Exercise brief
Scan the records below for the word "step". Copy each line where it appears.
====== Provided data ======
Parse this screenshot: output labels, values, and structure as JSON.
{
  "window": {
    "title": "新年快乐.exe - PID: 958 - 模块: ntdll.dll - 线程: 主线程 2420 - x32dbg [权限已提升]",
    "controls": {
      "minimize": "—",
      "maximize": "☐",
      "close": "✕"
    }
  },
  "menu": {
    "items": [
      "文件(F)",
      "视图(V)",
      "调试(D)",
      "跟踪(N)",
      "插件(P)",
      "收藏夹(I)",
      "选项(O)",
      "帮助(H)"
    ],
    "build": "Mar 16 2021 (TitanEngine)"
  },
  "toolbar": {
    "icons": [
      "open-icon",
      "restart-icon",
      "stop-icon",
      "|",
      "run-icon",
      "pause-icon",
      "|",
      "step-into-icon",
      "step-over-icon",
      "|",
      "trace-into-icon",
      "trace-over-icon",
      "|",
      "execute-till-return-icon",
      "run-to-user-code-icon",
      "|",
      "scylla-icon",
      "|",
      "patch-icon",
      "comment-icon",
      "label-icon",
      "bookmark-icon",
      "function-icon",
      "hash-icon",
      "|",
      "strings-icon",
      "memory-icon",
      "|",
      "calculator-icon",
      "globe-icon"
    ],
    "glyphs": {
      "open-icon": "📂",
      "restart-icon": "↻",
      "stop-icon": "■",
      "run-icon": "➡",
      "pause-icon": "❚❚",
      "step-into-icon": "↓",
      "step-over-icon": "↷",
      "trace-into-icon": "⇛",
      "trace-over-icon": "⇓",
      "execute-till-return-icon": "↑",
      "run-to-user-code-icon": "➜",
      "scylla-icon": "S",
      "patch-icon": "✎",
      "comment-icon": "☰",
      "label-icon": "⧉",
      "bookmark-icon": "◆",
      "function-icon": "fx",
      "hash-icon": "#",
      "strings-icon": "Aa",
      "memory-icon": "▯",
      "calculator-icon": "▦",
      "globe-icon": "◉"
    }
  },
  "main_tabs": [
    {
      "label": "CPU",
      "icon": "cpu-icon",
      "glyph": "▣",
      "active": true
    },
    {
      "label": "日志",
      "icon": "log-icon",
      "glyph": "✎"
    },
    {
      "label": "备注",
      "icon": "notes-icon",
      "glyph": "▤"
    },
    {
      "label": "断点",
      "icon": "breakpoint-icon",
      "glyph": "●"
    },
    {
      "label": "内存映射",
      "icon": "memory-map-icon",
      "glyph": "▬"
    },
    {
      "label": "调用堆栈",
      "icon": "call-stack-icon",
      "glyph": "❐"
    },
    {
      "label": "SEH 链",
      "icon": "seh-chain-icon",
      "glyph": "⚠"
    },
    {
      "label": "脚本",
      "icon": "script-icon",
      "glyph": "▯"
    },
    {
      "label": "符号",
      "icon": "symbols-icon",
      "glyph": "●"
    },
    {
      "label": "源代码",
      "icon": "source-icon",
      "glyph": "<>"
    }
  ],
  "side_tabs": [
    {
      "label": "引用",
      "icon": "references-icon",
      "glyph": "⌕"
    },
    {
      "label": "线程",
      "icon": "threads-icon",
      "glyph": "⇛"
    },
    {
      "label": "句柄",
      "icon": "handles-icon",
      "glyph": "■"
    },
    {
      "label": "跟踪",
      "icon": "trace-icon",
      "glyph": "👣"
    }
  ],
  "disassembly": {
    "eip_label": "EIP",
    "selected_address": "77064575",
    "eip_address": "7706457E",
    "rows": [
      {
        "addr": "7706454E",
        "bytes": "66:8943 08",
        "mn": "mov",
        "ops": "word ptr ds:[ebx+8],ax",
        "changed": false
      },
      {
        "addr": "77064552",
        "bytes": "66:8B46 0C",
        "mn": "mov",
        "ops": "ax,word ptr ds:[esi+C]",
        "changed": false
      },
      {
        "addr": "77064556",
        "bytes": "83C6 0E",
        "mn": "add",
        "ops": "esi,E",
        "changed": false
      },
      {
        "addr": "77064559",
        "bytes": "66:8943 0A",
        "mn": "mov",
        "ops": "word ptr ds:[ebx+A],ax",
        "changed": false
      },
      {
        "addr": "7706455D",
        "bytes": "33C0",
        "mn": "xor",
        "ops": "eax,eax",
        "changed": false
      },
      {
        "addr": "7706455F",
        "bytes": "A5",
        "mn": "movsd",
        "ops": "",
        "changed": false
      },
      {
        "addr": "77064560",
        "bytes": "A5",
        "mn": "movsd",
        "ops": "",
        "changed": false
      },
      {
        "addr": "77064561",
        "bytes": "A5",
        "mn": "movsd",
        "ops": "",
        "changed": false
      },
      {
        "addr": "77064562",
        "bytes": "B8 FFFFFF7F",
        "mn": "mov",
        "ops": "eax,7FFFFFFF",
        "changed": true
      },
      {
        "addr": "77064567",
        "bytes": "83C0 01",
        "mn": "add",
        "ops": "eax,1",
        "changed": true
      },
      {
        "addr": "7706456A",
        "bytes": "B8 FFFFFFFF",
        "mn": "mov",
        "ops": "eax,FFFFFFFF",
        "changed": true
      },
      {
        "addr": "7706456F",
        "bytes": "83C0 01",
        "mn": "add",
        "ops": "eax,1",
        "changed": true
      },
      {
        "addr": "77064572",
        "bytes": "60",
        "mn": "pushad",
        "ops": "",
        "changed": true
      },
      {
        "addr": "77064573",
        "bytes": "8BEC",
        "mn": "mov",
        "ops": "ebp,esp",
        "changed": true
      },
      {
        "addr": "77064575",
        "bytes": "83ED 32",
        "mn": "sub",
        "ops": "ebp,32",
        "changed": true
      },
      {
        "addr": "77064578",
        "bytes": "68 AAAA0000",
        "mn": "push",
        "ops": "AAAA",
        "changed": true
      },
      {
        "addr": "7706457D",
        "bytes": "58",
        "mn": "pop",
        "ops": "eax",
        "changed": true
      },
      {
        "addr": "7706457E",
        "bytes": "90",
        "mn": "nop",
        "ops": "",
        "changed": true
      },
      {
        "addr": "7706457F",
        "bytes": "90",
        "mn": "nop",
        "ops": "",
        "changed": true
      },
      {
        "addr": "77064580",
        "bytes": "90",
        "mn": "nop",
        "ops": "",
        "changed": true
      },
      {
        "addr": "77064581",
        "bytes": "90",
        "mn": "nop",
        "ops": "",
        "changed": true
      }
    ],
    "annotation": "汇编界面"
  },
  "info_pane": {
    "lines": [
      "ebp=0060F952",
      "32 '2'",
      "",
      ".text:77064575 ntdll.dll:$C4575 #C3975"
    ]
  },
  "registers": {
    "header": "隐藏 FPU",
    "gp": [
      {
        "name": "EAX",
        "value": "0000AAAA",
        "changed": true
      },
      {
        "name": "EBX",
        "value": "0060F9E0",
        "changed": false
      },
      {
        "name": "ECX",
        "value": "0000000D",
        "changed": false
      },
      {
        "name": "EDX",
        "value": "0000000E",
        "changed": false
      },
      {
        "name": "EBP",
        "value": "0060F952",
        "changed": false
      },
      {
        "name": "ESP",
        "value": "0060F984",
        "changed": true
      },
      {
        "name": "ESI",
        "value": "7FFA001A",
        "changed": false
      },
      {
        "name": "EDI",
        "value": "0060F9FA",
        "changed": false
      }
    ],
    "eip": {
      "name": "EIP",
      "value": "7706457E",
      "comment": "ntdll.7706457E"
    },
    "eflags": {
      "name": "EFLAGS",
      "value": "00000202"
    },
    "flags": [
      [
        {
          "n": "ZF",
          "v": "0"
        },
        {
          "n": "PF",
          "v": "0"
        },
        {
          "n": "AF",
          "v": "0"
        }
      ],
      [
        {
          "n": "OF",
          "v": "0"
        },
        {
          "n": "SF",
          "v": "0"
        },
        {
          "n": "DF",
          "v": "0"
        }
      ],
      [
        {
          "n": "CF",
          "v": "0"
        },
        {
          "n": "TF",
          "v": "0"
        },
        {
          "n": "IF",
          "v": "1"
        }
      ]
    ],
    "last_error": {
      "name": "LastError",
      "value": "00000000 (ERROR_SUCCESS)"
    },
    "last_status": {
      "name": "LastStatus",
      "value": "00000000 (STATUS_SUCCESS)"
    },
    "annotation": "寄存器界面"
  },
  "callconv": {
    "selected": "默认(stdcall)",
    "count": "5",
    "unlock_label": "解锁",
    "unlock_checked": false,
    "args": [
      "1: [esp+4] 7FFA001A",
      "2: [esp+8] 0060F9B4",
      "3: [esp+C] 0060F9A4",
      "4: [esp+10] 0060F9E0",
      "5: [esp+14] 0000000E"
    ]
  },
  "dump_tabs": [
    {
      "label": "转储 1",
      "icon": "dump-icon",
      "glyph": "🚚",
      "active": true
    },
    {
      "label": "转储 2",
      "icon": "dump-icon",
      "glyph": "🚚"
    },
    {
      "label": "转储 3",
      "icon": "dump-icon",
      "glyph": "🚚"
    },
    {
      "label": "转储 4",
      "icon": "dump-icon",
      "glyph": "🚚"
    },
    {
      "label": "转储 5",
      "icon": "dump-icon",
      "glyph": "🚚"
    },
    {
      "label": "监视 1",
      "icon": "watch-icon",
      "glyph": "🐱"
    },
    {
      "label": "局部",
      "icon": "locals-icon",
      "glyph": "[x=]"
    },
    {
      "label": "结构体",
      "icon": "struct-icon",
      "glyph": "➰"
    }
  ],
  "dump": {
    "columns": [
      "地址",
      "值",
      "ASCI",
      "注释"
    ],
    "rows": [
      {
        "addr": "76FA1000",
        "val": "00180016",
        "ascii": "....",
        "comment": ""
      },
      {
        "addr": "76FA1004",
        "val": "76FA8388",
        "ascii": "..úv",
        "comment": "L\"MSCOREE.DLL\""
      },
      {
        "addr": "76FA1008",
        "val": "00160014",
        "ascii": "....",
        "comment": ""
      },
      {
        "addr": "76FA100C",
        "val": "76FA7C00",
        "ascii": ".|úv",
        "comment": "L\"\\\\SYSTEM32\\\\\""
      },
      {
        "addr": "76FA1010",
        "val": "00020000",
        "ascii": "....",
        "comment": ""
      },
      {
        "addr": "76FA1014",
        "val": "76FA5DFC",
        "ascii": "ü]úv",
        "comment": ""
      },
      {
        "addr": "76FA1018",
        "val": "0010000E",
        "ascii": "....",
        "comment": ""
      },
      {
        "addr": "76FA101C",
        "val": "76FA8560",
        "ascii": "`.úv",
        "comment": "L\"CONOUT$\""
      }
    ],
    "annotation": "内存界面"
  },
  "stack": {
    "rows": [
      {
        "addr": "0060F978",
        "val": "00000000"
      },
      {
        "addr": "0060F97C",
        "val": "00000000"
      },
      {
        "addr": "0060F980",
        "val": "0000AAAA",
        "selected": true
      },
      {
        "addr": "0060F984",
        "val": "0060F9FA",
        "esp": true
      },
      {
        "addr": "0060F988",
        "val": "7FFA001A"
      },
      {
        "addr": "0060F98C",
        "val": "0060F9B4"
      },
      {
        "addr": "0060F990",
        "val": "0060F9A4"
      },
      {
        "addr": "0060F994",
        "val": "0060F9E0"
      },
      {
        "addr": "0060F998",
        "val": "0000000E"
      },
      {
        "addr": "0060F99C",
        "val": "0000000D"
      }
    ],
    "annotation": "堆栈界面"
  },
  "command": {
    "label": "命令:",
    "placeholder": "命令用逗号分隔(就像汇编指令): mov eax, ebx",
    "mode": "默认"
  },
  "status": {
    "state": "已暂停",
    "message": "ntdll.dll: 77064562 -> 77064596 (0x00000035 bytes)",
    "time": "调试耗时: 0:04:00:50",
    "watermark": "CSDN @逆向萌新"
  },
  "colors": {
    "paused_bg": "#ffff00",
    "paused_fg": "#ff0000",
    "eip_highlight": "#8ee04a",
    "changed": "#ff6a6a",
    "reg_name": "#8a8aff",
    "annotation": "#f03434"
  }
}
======
Response to this exercise
      "step-into-icon",
      "step-over-icon",
      "step-into-icon": "↓",
      "step-over-icon": "↷",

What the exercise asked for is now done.